“The combination of the Price Match, Low Everyday Prices and Clubcard Prices gives our customers fewer reasons to shop elsewhere.”
However, providing magnetic value is about more than just prices, Murphy added. As such, Tesco has also made progress on offering “better quality, healthy and sustainable products”.
The grocer is continuing to reformulate its products to offer healthier choices, with 7.7 billion more calories removed over the year. Meanwhile, sales of Tesco’s own-brand premium range Tesco Finest rose 9.3% over the year, with the range supported by the grocer’s ‘Food Love Story’ campaign.

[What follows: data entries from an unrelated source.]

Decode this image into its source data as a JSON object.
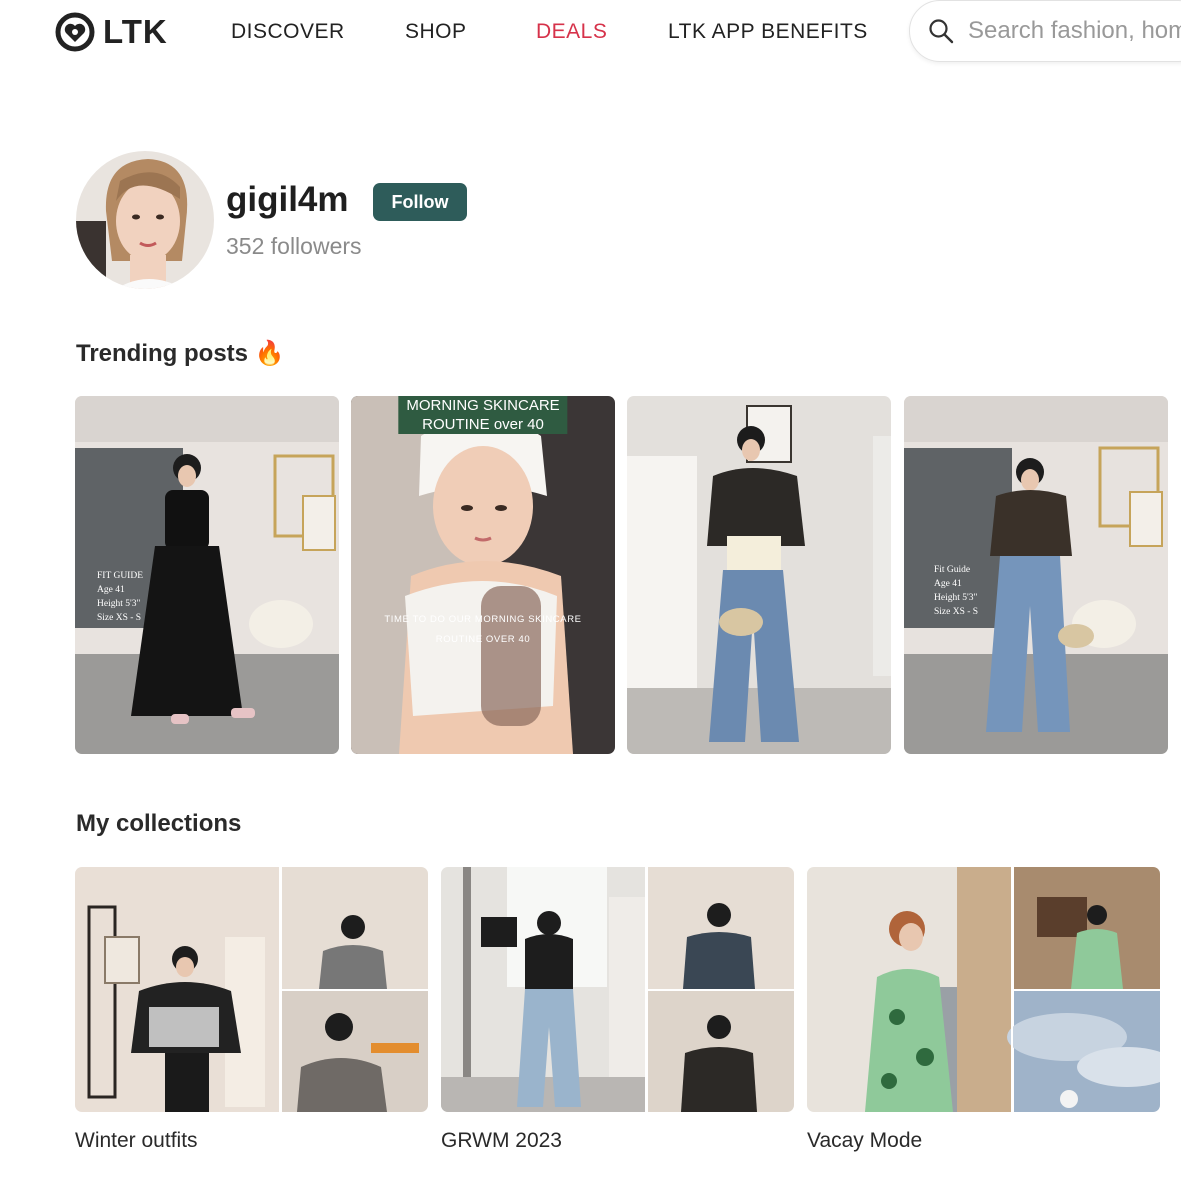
{
  "header": {
    "logo_text": "LTK",
    "nav": [
      "DISCOVER",
      "SHOP",
      "DEALS",
      "LTK APP BENEFITS"
    ],
    "search_placeholder": "Search fashion, home & more",
    "deals_color": "#d6324a"
  },
  "profile": {
    "username": "gigil4m",
    "follow_label": "Follow",
    "followers": "352 followers",
    "accent_color": "#2e5c5a"
  },
  "trending": {
    "title": "Trending posts",
    "emoji": "🔥",
    "posts": [
      {
        "fit_guide": [
          "FIT GUIDE",
          "Age 41",
          "Height 5'3\"",
          "Size XS - S"
        ]
      },
      {
        "banner": [
          "MORNING SKINCARE",
          "ROUTINE over 40"
        ],
        "caption": [
          "TIME TO DO OUR MORNING SKINCARE",
          "ROUTINE OVER 40"
        ]
      },
      {},
      {
        "fit_guide": [
          "Fit Guide",
          "Age 41",
          "Height 5'3\"",
          "Size XS - S"
        ]
      }
    ]
  },
  "collections": {
    "title": "My collections",
    "items": [
      {
        "label": "Winter outfits"
      },
      {
        "label": "GRWM 2023"
      },
      {
        "label": "Vacay Mode"
      }
    ]
  }
}
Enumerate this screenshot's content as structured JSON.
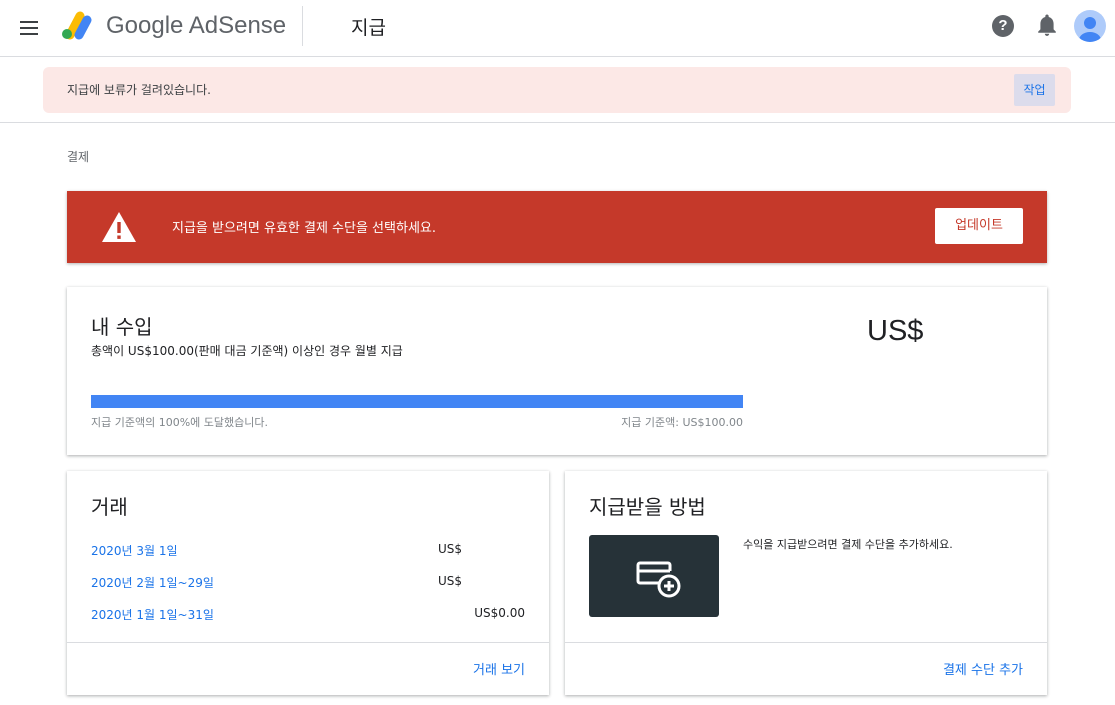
{
  "header": {
    "brand": "Google AdSense",
    "page_title": "지급",
    "help_symbol": "?",
    "icons": [
      "menu-icon",
      "adsense-logo",
      "help-icon",
      "notifications-bell-icon",
      "account-avatar"
    ]
  },
  "hold_banner": {
    "message": "지급에 보류가 걸려있습니다.",
    "action_label": "작업"
  },
  "breadcrumb": "결제",
  "alert": {
    "message": "지급을 받으려면 유효한 결제 수단을 선택하세요.",
    "button_label": "업데이트",
    "icon": "warning-icon",
    "color": "#c5392a"
  },
  "earnings": {
    "title": "내 수입",
    "subtitle": "총액이 US$100.00(판매 대금 기준액) 이상인 경우 월별 지급",
    "amount": "US$",
    "progress_percent": 100,
    "progress_label": "지급 기준액의 100%에 도달했습니다.",
    "threshold_label": "지급 기준액: US$100.00",
    "progress_color": "#4285f4"
  },
  "transactions": {
    "title": "거래",
    "rows": [
      {
        "date": "2020년 3월 1일",
        "amount": "US$"
      },
      {
        "date": "2020년 2월 1일~29일",
        "amount": "US$"
      },
      {
        "date": "2020년 1월 1일~31일",
        "amount": "US$0.00"
      }
    ],
    "link_label": "거래 보기"
  },
  "payment_method": {
    "title": "지급받을 방법",
    "description": "수익을 지급받으려면 결제 수단을 추가하세요.",
    "link_label": "결제 수단 추가",
    "icon": "add-card-icon"
  },
  "colors": {
    "link": "#1a73e8",
    "hold_banner_bg": "#fce8e6",
    "payment_tile_bg": "#263238"
  }
}
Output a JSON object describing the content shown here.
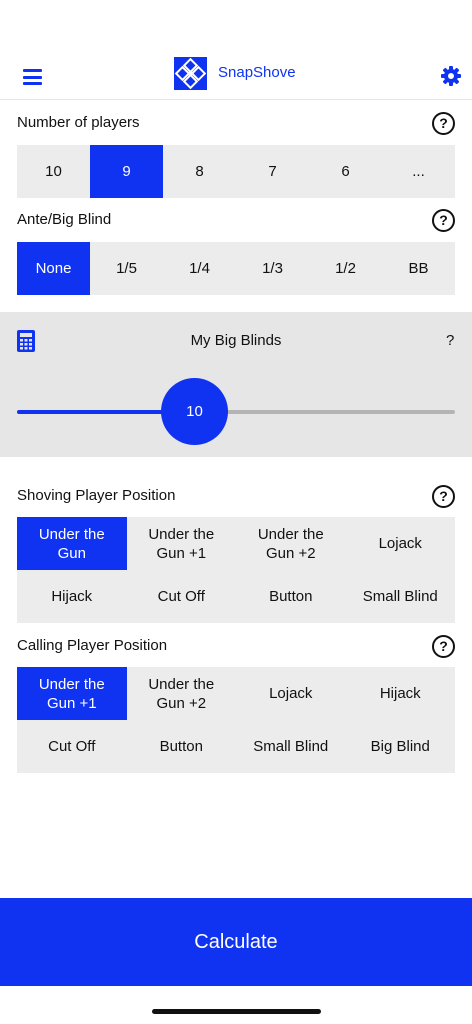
{
  "header": {
    "app_title": "SnapShove",
    "menu_icon": "hamburger-menu-icon",
    "settings_icon": "gear-icon",
    "brand_color": "#1033f2"
  },
  "players": {
    "label": "Number of players",
    "help": "?",
    "options": [
      "10",
      "9",
      "8",
      "7",
      "6",
      "..."
    ],
    "selected": "9"
  },
  "ante": {
    "label": "Ante/Big Blind",
    "help": "?",
    "options": [
      "None",
      "1/5",
      "1/4",
      "1/3",
      "1/2",
      "BB"
    ],
    "selected": "None"
  },
  "slider": {
    "title": "My Big Blinds",
    "help": "?",
    "value": "10",
    "icon": "calculator-icon"
  },
  "shoving": {
    "label": "Shoving Player Position",
    "help": "?",
    "options": [
      "Under the Gun",
      "Under the Gun +1",
      "Under the Gun +2",
      "Lojack",
      "Hijack",
      "Cut Off",
      "Button",
      "Small Blind"
    ],
    "selected": "Under the Gun"
  },
  "calling": {
    "label": "Calling Player Position",
    "help": "?",
    "options": [
      "Under the Gun +1",
      "Under the Gun +2",
      "Lojack",
      "Hijack",
      "Cut Off",
      "Button",
      "Small Blind",
      "Big Blind"
    ],
    "selected": "Under the Gun +1"
  },
  "calculate_label": "Calculate"
}
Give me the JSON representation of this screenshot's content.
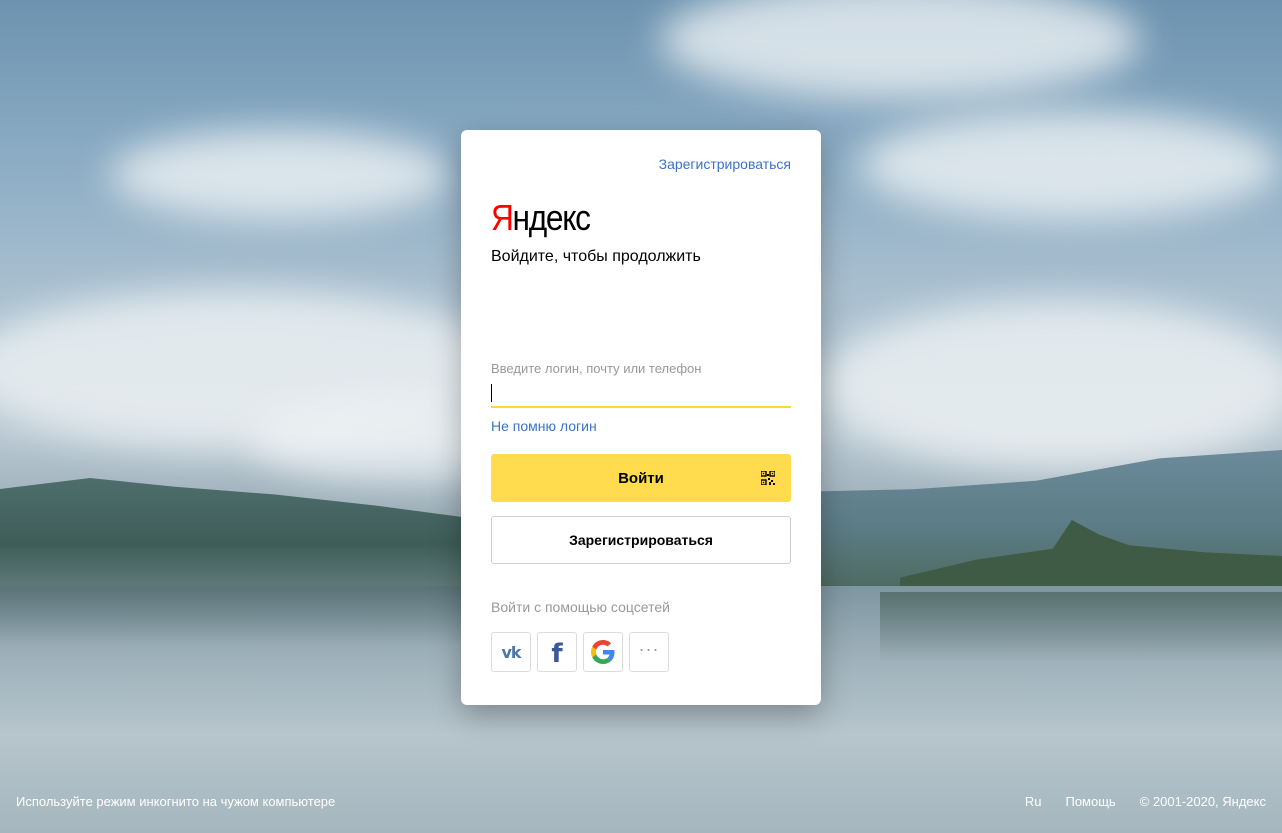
{
  "header": {
    "register_link": "Зарегистрироваться"
  },
  "logo": {
    "first_letter": "Я",
    "rest": "ндекс"
  },
  "subtitle": "Войдите, чтобы продолжить",
  "login_form": {
    "field_label": "Введите логин, почту или телефон",
    "field_value": "",
    "forgot_link": "Не помню логин",
    "login_button": "Войти",
    "register_button": "Зарегистрироваться"
  },
  "social": {
    "label": "Войти с помощью соцсетей",
    "providers": [
      "vk-icon",
      "facebook-icon",
      "google-icon",
      "more-icon"
    ],
    "vk_glyph": "vk",
    "fb_glyph": "f",
    "more_glyph": "···"
  },
  "footer": {
    "incognito_tip": "Используйте режим инкогнито на чужом компьютере",
    "language": "Ru",
    "help": "Помощь",
    "copyright": "© 2001-2020, Яндекс"
  },
  "colors": {
    "accent_yellow": "#ffdb4d",
    "link_blue": "#3a73c9",
    "logo_red": "#ff0000"
  }
}
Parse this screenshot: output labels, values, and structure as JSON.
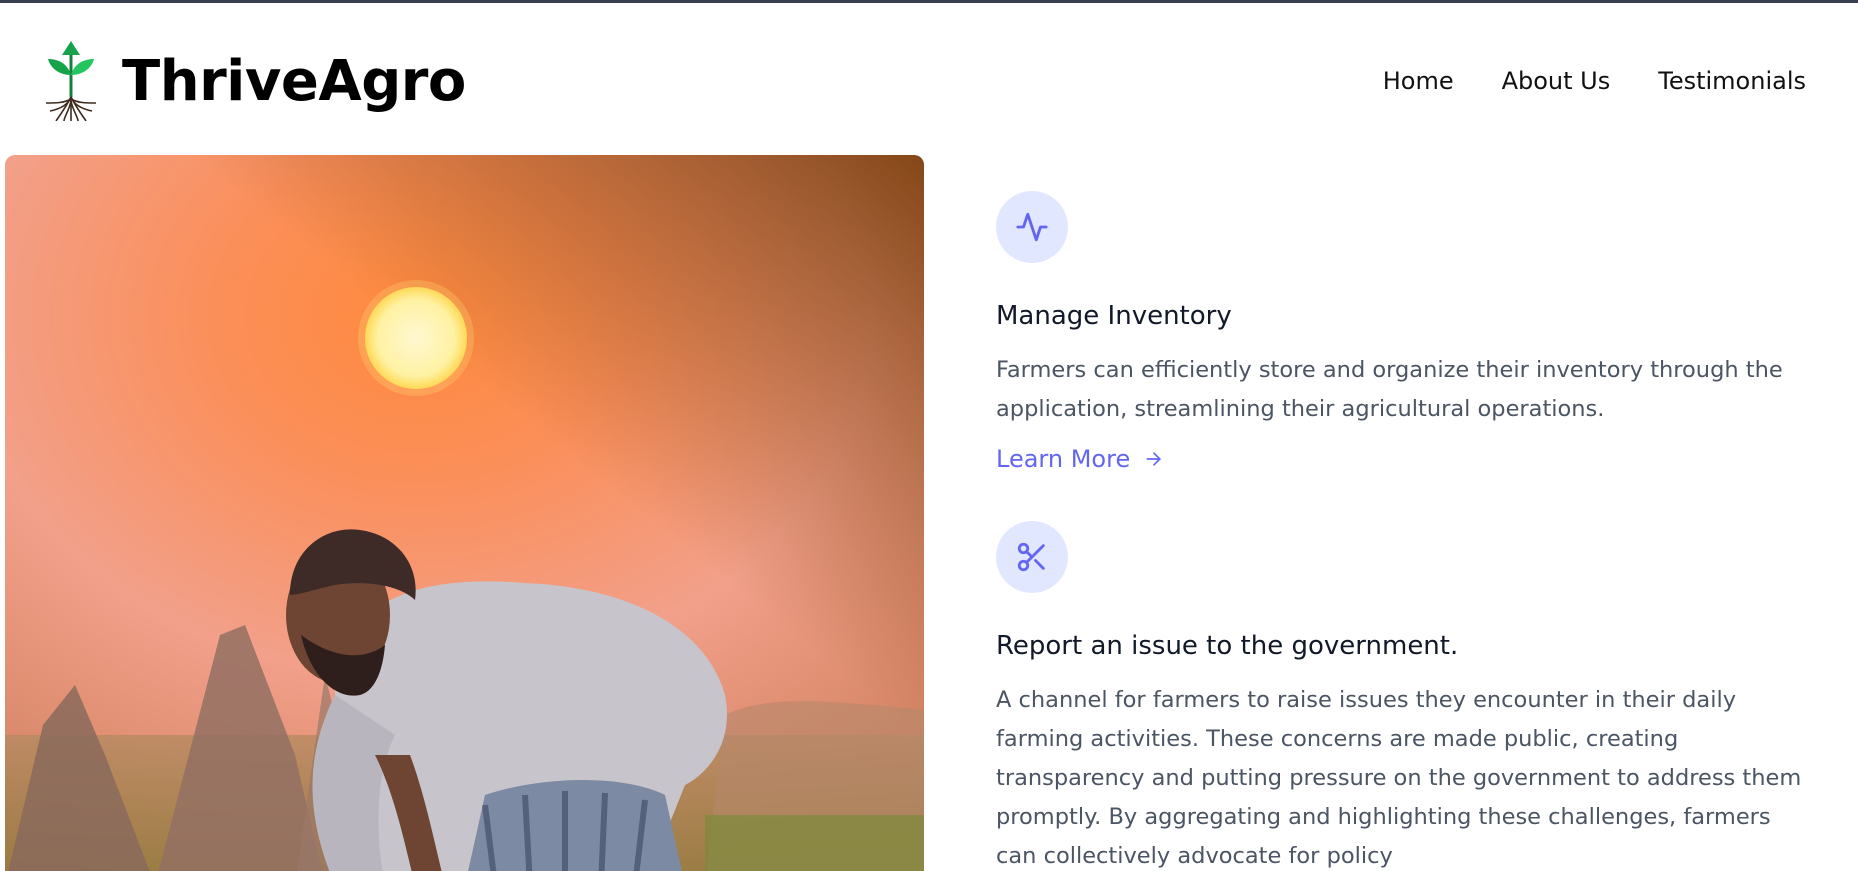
{
  "brand": {
    "name": "ThriveAgro"
  },
  "nav": {
    "items": [
      "Home",
      "About Us",
      "Testimonials"
    ]
  },
  "hero": {
    "alt": "Farmer working in a field at sunset"
  },
  "features": [
    {
      "icon": "activity-icon",
      "title": "Manage Inventory",
      "description": "Farmers can efficiently store and organize their inventory through the application, streamlining their agricultural operations.",
      "link": "Learn More"
    },
    {
      "icon": "scissors-icon",
      "title": "Report an issue to the government.",
      "description": "A channel for farmers to raise issues they encounter in their daily farming activities. These concerns are made public, creating transparency and putting pressure on the government to address them promptly. By aggregating and highlighting these challenges, farmers can collectively advocate for policy"
    }
  ],
  "colors": {
    "accent": "#6366f1",
    "icon_bg": "#e0e7ff",
    "logo_green": "#16a34a"
  }
}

Tesco has also removed 1.6 billion pieces of plastic to date, launched the UK’s first nationwide soft plastic recycling network in March 2021 and has introduced electric vehicle charging points at 500 UK stores.
Meanwhile, Tesco claims Clubcard penetration is up 390 bps year on year, following the launch of Clubcard Prices in Tesco Express stores in May, alongside the decision to bring the price pledge to Tesco Mobile in September and Tesco Bank in October. Nine million customers now access Clubcard via the app, up from 2 million two years ago, while Clubcard households reach more than 20 million.
“We see many more ways to innovate in order to create a much richer experience [with Clubcard],” Murphy said.
Elsewhere, Tesco’s convenience strategy sees online sales remain “significantly” ahead of pre-Covid levels, at 1.2 million orders per week. Murphy noted that online sales as a percentage of sales spiked to 15.5% at the height of the pandemic and has now settled to around 13% – still well ahead of the 9% seen pre-pandemic.
We don’t look at marketing as a cost, but more as an investment in communicating with our customers, and this is more important than ever right now.
Ken Murphy, Tesco
“We’re really pleased with the resilience of our .com business and of course, that behaviour is now embedded in our customers,” he said. “I think customers are going to be really, really attached to that .com proposition.”
The grocer also added 102 new ‘Click & Collect’ sites over the year, while its ‘Whoosh’ rapid delivery service is now available from more than 200 stores, rolling out to a further 400 this year. Tesco also has a partnership with third-party rapid delivery service Gorillas.
Murphy said Tesco is seeing “really strong customer adoption” of rapid delivery and remains “curious” about how that proposition will play out.
“We’re very curious about the model in a world where restrictions have been lifted and customers are seeking value,” he said. “I have no prediction on [how it will evolve]. We’re just going to wait and see. That’s the purpose of a trial and we’ll stay close to it.”
However, Tesco’s plans to extend Whoosh to 600 stores over the next financial year is an “indication” the grocer believes “the mission is here to stay”, Murphy added.
Full year results and future guidance
Over its 2021/22 financial year, Tesco saw group sales rise 2.5% to £54.8m, a 3% increase at a constant rate. Revenue was up 6% to £61.3bn, while operating profit was up 65.5% from £1.5bn to £2.6bn.
In the UK and Ireland, like-for-like sales were up 2.2%, or 8.8% on a two-year basis.
Looking forward, Murphy said Tesco is “confident” that its strategy will enable the business to drive sustainable growth and generate strong retail free cash flow.
However, given the “significant uncertainties” of the current economic environment, Tesco has given a wider than usual range for its retail profit guidance of between £2.4bn and £2.6bn for the 2022/23 financial year.
This range will depend on a number of factors, Murphy said, including the extent of further “normalisation” in customer behaviour as the world exits the pandemic, the level of cost inflation Tesco experiences and its ability to partially offset it, and the investment required to maintain the strength of its price position relative to the market.